Effect Measure

Because it’s there

The US House of Representatives just did what it does best: spend money according to the most life-denying priorities one can imagine, turning human values upside down. Surprise.

The House bill (which must be reconciled with a more generous but equally egregious Senate version) vomits up $94.5 billion, more than two thirds of which is to finance two wars that have already sent over a third of a trillion dollars down the hopper. The vote was 351 – 67 with minimal debate. This bill is in addition to a $427 billion defense spending bill that has another $50 billion for the Iraq mistake.

The compromise bill includes Bush’s plan to provide 1,000 more Border Patrol agents along the Mexican border, deploy about 6,000 National Guard troops and build detention space for 4,000 illegal immigrants.

[snip]

The bill also contains funding for controversial, accident-prone V-22 Osprey tilt-rotor aircraft for deployment to Iraq, as well as more popular C-130 cargo planes. (Military.com)

So this is $100 billion dollars, give or take a few billion. Practically no debate and little dissent. A billion is a pretty big number. Suppose a dollar bill is 100 microns thick (I’m guessing; I have no idea how thick a dollar bill is). That’s 10-4 meters. Let’s stack up 100 billion of them. That’s 1011 x 10-4 = 107 meters or 104 kilometers or a stack of dollar bills 6.2 miles high. That’s higher than Mt. Everest. The majority of these dollar bills finance violence.

I forgot to mention this: $2.3 billion of the $94.5 billiion (<2.5%) is earmarked for bird flu, mainly to buy vaccines and antivirals from Big Pharma.

Correction (h/t scott): Whopper of a math mistake. It’s not one Mt. Everest tall, it’s 1000 Mt. Everests tall (6200 miles, not 6.2 miles). That’s (literally) a pile of money.

Comments

  1. #1 Craig Pennington
    June 14, 2006

    10 kilometers is 6.2 miles. 10^4 kilometers is 6,200 miles.

    http://www.google.com/search?hl=en&q=10000000+meters+in+miles&btnG=Google+Search

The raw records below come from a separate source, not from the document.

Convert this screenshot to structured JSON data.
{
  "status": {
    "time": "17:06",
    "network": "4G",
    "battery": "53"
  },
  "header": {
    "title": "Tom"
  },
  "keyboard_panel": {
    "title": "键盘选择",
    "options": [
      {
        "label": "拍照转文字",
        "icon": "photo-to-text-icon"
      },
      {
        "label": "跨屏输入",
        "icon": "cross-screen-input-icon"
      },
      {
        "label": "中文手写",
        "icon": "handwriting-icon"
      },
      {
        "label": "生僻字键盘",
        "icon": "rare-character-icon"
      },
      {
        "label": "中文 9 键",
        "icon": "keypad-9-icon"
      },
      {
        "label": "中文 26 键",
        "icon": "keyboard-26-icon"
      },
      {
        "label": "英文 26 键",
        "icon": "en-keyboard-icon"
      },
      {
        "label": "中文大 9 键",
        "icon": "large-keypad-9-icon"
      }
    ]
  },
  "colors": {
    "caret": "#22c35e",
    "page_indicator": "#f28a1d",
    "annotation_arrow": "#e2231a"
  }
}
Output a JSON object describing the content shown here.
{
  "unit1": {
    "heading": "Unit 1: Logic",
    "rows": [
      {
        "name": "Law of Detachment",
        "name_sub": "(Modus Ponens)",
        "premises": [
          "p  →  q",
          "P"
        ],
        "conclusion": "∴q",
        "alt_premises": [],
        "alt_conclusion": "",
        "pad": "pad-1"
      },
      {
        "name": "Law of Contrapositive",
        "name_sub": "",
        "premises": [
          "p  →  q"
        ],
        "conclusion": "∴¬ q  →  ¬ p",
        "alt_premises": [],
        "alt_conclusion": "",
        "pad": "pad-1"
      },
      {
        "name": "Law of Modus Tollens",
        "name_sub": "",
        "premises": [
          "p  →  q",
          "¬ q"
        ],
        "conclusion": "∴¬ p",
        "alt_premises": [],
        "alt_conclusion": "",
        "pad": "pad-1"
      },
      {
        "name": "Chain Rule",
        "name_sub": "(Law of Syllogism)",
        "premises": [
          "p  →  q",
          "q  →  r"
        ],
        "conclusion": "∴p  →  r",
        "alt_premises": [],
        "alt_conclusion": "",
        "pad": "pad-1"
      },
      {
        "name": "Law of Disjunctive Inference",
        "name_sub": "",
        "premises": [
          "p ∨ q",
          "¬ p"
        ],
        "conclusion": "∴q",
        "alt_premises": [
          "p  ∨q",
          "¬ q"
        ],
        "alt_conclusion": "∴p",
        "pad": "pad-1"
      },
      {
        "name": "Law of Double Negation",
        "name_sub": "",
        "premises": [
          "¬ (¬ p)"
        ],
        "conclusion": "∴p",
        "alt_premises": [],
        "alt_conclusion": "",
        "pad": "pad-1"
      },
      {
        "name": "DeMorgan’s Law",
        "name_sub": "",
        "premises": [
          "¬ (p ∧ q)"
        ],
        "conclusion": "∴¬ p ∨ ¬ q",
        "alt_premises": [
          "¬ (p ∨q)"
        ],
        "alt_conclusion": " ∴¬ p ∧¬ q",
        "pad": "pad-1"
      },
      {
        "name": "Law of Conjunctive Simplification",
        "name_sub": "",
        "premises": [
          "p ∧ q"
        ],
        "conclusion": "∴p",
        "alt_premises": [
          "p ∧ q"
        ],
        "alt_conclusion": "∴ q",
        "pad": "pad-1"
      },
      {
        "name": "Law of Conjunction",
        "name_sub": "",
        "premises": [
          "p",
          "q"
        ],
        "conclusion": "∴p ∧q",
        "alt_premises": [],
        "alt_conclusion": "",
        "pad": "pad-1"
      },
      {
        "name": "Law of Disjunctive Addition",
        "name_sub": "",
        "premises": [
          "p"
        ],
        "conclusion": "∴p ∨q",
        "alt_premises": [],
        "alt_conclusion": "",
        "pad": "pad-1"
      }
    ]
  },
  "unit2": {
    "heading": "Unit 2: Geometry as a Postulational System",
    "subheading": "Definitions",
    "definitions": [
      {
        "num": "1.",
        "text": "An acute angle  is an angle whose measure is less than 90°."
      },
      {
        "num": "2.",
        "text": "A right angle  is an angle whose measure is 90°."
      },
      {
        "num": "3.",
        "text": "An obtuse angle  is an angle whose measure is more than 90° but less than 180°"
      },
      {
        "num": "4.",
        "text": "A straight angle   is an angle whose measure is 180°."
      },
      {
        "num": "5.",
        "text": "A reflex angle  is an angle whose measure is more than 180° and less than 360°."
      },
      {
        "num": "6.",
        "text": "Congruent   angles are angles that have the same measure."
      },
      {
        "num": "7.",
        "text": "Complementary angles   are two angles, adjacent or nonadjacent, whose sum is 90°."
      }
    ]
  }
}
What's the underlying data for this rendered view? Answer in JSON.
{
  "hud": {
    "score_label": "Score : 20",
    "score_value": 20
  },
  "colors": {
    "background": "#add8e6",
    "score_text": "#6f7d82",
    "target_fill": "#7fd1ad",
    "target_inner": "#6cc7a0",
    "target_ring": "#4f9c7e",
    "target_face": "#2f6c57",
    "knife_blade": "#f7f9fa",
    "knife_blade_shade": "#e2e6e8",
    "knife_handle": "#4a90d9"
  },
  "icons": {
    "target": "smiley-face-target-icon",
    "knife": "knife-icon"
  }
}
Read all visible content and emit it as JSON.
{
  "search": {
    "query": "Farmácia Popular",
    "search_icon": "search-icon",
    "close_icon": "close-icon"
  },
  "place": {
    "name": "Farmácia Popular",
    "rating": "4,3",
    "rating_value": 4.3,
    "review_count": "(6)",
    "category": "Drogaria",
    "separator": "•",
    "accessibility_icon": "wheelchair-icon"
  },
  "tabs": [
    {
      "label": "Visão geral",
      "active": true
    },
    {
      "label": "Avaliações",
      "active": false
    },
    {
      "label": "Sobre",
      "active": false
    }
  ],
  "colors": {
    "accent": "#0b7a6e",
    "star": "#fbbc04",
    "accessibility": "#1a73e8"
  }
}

    According to Treasury, “[e]ach note is 0.0043 inches thick” which is 1.1 x 10^-4 meters, so your guess is about right. A mere billion dollar bills would be more than 62 miles high, though.

  2. #2 Jobo
    June 14, 2006

    Close enough, US bills are 124 +- 7 micrometers thick.
    http://answers.google.com/answers/threadview?id=441929

  3. #3 scott
    June 14, 2006

    but the math is a bit off. 10**4 kilometers is 6200 miles (.62 miles per kilometer)

  4. #4 revere
    June 14, 2006

    scott: LOL. I’m an epidemiologist. 6 miles is the same as 6000 miles! Pretty big goof on my part. I’ll put up a correction. Thanks.

Current ye@r *